Driving Efficiency: Perry Ellis International’s Supply Chain Success

Now a leading designer, distributor and licensor of men’s and women’s apparel, accessories and fragrances, Perry Ellis International is truly the embodiment of a company born of the American dream. Initially formed as Supreme International in 1967 by Chairman and CEO George Feldenkreis, Perry Ellis International sprang from the mind of a Cuban Jew who had fled Castro’s regime to build a $900 million-plus international company.

“He is a visionary who saw the potential of Asia as a garment source before anyone else did,” Executive Vice President of Global Sourcing Bradley Arkin says. “We opened an office in Beijing in 1989 and were in Vietnam as soon as relations were restored by the late 1990s. To this day, China and Vietnam remain our two largest sources of supply.”

Extensive Footprint

Today, Perry Ellis International is based in Miami and has seven buying offices in five countries. It also has two quality-assurance offices, business offices in London, Ireland, Mexico and Canada, and more than 2,500 employees. The corporation boasts a portfolio of brands that are distributed through multiple channels and focuses mainly on sportswear and casual clothing for niche markets.

“We sell to everyone from Walmart to Neiman Marcus, and we have about 30 brands and make products for multiple licensees,” Arkin says. “We are the largest supplier of men’s golf wear in the U.S. through our own brands, as well as licensee brands. We make men’s sportswear, with Perry Ellis and Original Penguin serving as the jewels in the crown, but we also make ladies dresses and evening wear, men’s and ladies’ activewear and swimwear.”

Like its founder, Perry Ellis International remains highly entrepreneurial. It regularly acquires new brands and entered new product categories, always immersing itself in learning how to design, make and sell the product.

“This entrepreneurial spirit and flexibility is really the foundation of the company and is what has allowed us to continually grow,” Arkin says.

Given the size and scale of its operations, ensuring an efficient supply chain can certainly be a complex undertaking for Perry Ellis International. But the company has taken steps to ensure that its supply chain is as nimble as possible.
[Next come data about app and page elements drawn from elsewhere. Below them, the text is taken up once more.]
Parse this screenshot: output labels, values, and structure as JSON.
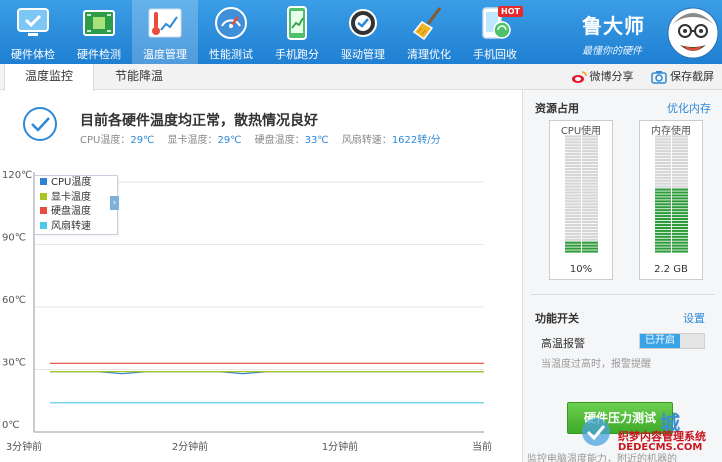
{
  "toolbar": {
    "items": [
      {
        "label": "硬件体检",
        "icon": "monitor-check-icon"
      },
      {
        "label": "硬件检测",
        "icon": "circuit-board-icon"
      },
      {
        "label": "温度管理",
        "icon": "thermometer-icon",
        "active": true
      },
      {
        "label": "性能测试",
        "icon": "speedometer-icon"
      },
      {
        "label": "手机跑分",
        "icon": "phone-chart-icon"
      },
      {
        "label": "驱动管理",
        "icon": "gear-icon"
      },
      {
        "label": "清理优化",
        "icon": "broom-icon"
      },
      {
        "label": "手机回收",
        "icon": "phone-recycle-icon"
      }
    ],
    "hot_badge": "HOT"
  },
  "brand": {
    "name": "鲁大师",
    "slogan": "最懂你的硬件"
  },
  "tabs": [
    {
      "label": "温度监控",
      "active": true
    },
    {
      "label": "节能降温"
    }
  ],
  "actions": {
    "share": "微博分享",
    "screenshot": "保存截屏"
  },
  "status": {
    "headline": "目前各硬件温度均正常，散热情况良好",
    "metrics": [
      {
        "label": "CPU温度：",
        "value": "29℃"
      },
      {
        "label": "显卡温度：",
        "value": "29℃"
      },
      {
        "label": "硬盘温度：",
        "value": "33℃"
      },
      {
        "label": "风扇转速：",
        "value": "1622转/分"
      }
    ]
  },
  "chart_data": {
    "type": "line",
    "y_ticks": [
      "0℃",
      "30℃",
      "60℃",
      "90℃",
      "120℃"
    ],
    "ylim": [
      0,
      120
    ],
    "x_ticks": [
      "3分钟前",
      "2分钟前",
      "1分钟前",
      "当前"
    ],
    "legend": [
      {
        "name": "CPU温度",
        "color": "#2f7ed8"
      },
      {
        "name": "显卡温度",
        "color": "#a7c520"
      },
      {
        "name": "硬盘温度",
        "color": "#e84c3d"
      },
      {
        "name": "风扇转速",
        "color": "#50c8e8"
      }
    ],
    "series": [
      {
        "name": "CPU温度",
        "values": [
          29,
          29,
          29,
          28,
          29,
          29,
          29,
          29,
          28,
          29,
          29,
          29,
          29,
          29,
          29,
          29,
          29,
          29,
          29
        ]
      },
      {
        "name": "显卡温度",
        "values": [
          29,
          29,
          29,
          29,
          29,
          29,
          29,
          29,
          29,
          29,
          29,
          29,
          29,
          29,
          29,
          29,
          29,
          29,
          29
        ]
      },
      {
        "name": "硬盘温度",
        "values": [
          33,
          33,
          33,
          33,
          33,
          33,
          33,
          33,
          33,
          33,
          33,
          33,
          33,
          33,
          33,
          33,
          33,
          33,
          33
        ]
      },
      {
        "name": "风扇转速",
        "values": [
          14,
          14,
          14,
          14,
          14,
          14,
          14,
          14,
          14,
          14,
          14,
          14,
          14,
          14,
          14,
          14,
          14,
          14,
          14
        ]
      }
    ],
    "grid": true
  },
  "resources": {
    "title": "资源占用",
    "optimize_link": "优化内存",
    "cpu": {
      "label": "CPU使用",
      "value": "10%",
      "fraction": 0.1
    },
    "memory": {
      "label": "内存使用",
      "value": "2.2 GB",
      "fraction": 0.55
    }
  },
  "features": {
    "title": "功能开关",
    "settings_link": "设置",
    "alarm_label": "高温报警",
    "toggle_state": "已开启",
    "alarm_desc": "当温度过高时，报警提醒"
  },
  "stress_button": "硬件压力测试",
  "footer_text": "监控电脑温度能力，附近的机器的",
  "watermark": {
    "cn": "织梦内容管理系统",
    "en": "DEDECMS.COM"
  },
  "colors": {
    "accent": "#2e89d6",
    "toolbar": "#2a8ede",
    "green": "#3ea92a"
  }
}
Today, the company has a 10-person team in China that helped develop an in-house product lifecycle management (PLM) system. PLM incorporates the entire life cycle of its products from initial fabric selection all the way through inputting garment and fabric testing and quality audit results. Perry Ellis International also trained an individual at its Miami office and moved him to Asia, where he constantly meets with offices and agents to iron out issues and tweak the system to make it more user-friendly and efficient.

“We have a team in the U.S. and Asia dedicated to PLM training that takes place in-house, as well as with our factories, offices and agents,” Arkin says.

Seeking Improvement

Always looking for ways to streamline its design, merchandising and production cycle, the company has done everything from paring down its design calendar time frame and making samples faster, to getting faster approvals on colors, trims and samples. In fact, Perry Ellis International brought in a consulting company within the last year, and spent nearly half a year analyzing its operations in order to enhance speed to market.

“We eliminated testing that we used to do in Miami and created mini-labs in many overseas offices to do testing at the origin,” Arkin says. “Additionally, we’ve created more sophisticated tech centers in several countries to improve the fit and fit approval time.”

The company also works closely with vendors to train them up. Its quality assurance team spends a lot of time at factory locations to help avoid issues in production and works with factories and sewing operators to show them more efficient ways to operate and avoid quality issues.

“Our fabric development team works with mills at the inception to help them solve potential dyeing or other quality issues,” Arkin says. “We also conduct training for mills’ final fabric audits, explaining what our requirements are and helping to train their teams.”

Other key elements of Perry Ellis International’s supply chain operations include in-house clearance and logistics teams that track all shipments and are always looking at ways to improve transit times. Additionally, its planning team in the United States has helped the company to better plan and forecast sales and purchasing. The company also makes use of video conferencing for technical fitting issues.  Beyond that, it is also regularly building on the strengths of its PLM system.

“In general, our in-house reporting systems are phenomenal and allow us to get clear and precise overviews of where our sourcing and supply chain history has been and where it is going,” Arkin says. “This helps us to reinforce or diminish overseas staffing, determine where to deploy quality assurance measures, and alerts logistics teams on where they need to be focused.”

Having secured a long-term reputation for growth and quality, Perry Ellis International’s success is thanks to the integrity of its founder, which has trickled down throughout the entire company. The company remains committed to quality, product development and on time delivery, and it has no fear of jumping into new opportunities. In the years ahead, an entrepreneurial spirit that shuns layers of bureaucracy will continue to allow the company to make quick decisions and shift strategies as needed.

“We always try to be as proactive as possible and never allow ourselves to get stuck on any pre-conceived ideas or notions that we have formed,” Arkin says. “Our goal is to continually reinvent ourselves by stepping back to look at the ways we are doing things, finding ways to be better, smarter and faster by being open minded about new ideas.”